It took the sagacity of musician-cum-breakfast-pioneer Patrick Blasa to see the potential behind the bleak facade and snatch up the venue. His much-hyped Californian Breakfast Slam was attracting droves of starving first-worlders, who, undeterred by long waits and rumours of sloppy service, congregated in packs at Neukölln’s Lagari every weekend. Clearly the Cabslam brand was outgrowing its host venue on Pflügerstraße – both in terms of space and potential.
Enter Davey Frankel, a fellow American with some documentary filmmaking under his belt, a family in P’Berg and a knack for baking pecan pie and marinating cucumbers. They teamed up, and five months and a thorough overhaul later – floorboards incorporated into a great new bar, silkscreened patterned tables, the false ceiling removed to reveal the shabby chic of the stucco original – Cabslam is now a fully fledged restaurant serving breakfast every day until 4pm (biscuit sandwiches, eggs any style, pancakes), lunch and dinner.
Homeland nostalgics can indulge in mac and cheese with a choice of bacon or spinach (crisp baby spinach salad to boot, €7.90). Watch out for the Adobo Soy Chicken (€9.90 for a full meal; €4 for the ‘wings’ version) – its pungent soy vinegar sauce is adequately matched by a side of wild rice and bok choy.
We also loved the meatballs (€9.50) with their flawless moist texture and that distinctive fragrance of fresh sage, fennel seeds and cumin. Drenched with delicious marinara tomato sauce over a bed of polenta, topped with well-dressed greens for a sour touch, it was as uncomplicated and perfectly satisfying as homey food should be (veggie version with sautéed mushroom instead of meatballs for €8.50).
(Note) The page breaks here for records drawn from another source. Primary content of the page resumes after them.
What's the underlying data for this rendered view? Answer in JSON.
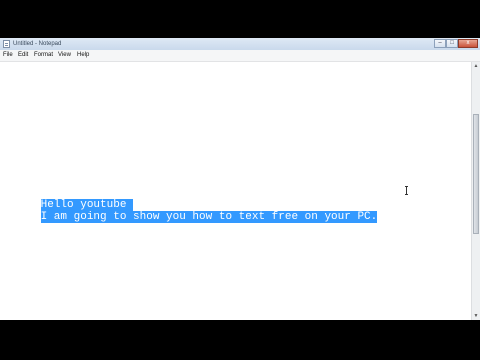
{
  "window": {
    "title": "Untitled - Notepad",
    "controls": {
      "minimize": "–",
      "maximize": "□",
      "close": "x"
    }
  },
  "menu": {
    "items": [
      "File",
      "Edit",
      "Format",
      "View",
      "Help"
    ]
  },
  "editor": {
    "lines": [
      "Hello youtube ",
      "I am going to show you how to text free on your PC."
    ],
    "selection": "all",
    "selection_color": "#3399ff"
  },
  "scrollbar": {
    "up": "▲",
    "down": "▼"
  }
}
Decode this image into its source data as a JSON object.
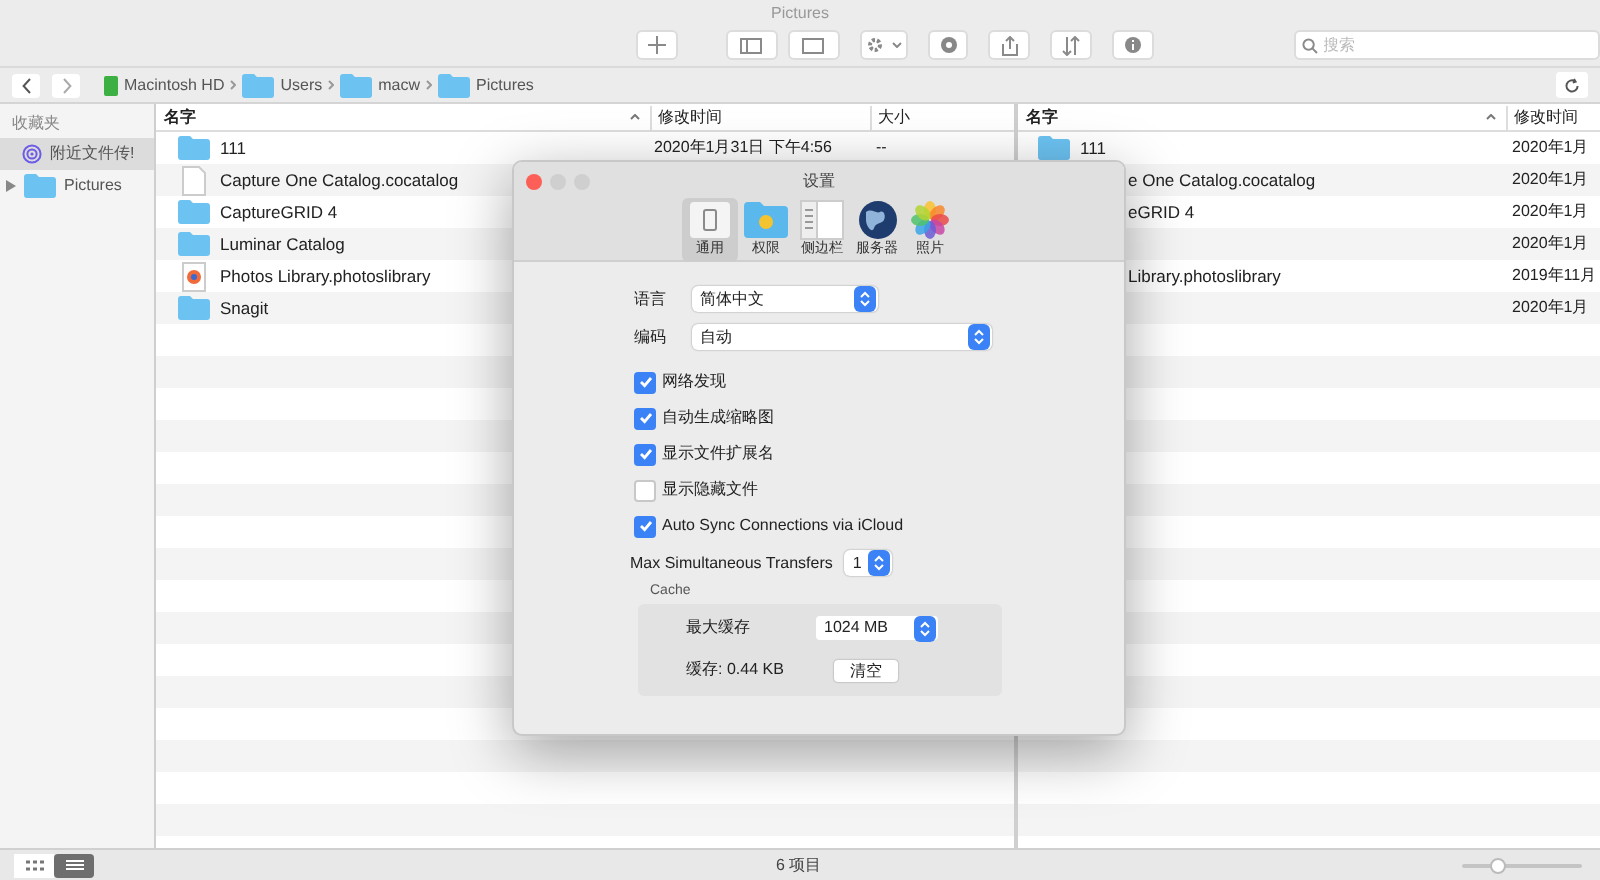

They also offer a convincing take on the ubiquitous burger – kudos to the yummy hand-cut fries and tempura veggies as sides and the fresh-ground beef cooked medium on request (topped with bacon, swiss and guac, €8.90). They also serve a Portobello version for the same price. We didn’t care so much for the fish tacos though (lacking a hot kick and real flavour, €11.50) – if you risk it, ask for a side of their habanero salsa.
A major asset of Cabslam reloaded is bartender G. Beaudin: another über-creative Ami (he makes documentaries and teaches film workshops at the Rütli School) who claims he mixed his first Manhattan at age 11 on Virginia Beach. His Neuköllner Mule (cucumber-infused vodka pimped up with a spicy homemade ginger syrup, €8) surpasses most Moscow Mules in both flavour and strength; his “Chicaner” chilli shots (ancho-infused vodka with a squeeze of lemon/lime/orange plus that “secret ingredient”, €2.50) have already been raved about from Treptow to Prenzlauer Berg. Our only qualm: Sorry, guys, but vodka from Belarus – the North Korea of Europe – is a big no-no!
How do locals feel about this latest intrusion of the gentrifying class into deepest Neukölln? Well, for one, when not filled with CBS brunchers on weekends, the back room is still used by old patrons for community gatherings… and Russian funerals.
They might enjoy Davey’s delicious homemade salt pickles – marinated for two to four days in dill, garlic and coriander brine, until infused but still green and crunchy. As kosher NYC-style as they might be, they’re not that different from those mini Gurken pickled by Omas from Poland to Russia. The Cabslam guys’ latest brainwave: a picnic basket to go and unpack on the bridge or canal banks across the street. Nice idea. Surely one the Croats hadn’t thought of.
CABSLAM Innstr. 47, Neukölln, U-Bhf Rathaus Neukölln, daily 10-close
Originally Published in Issue#129 July/August 2014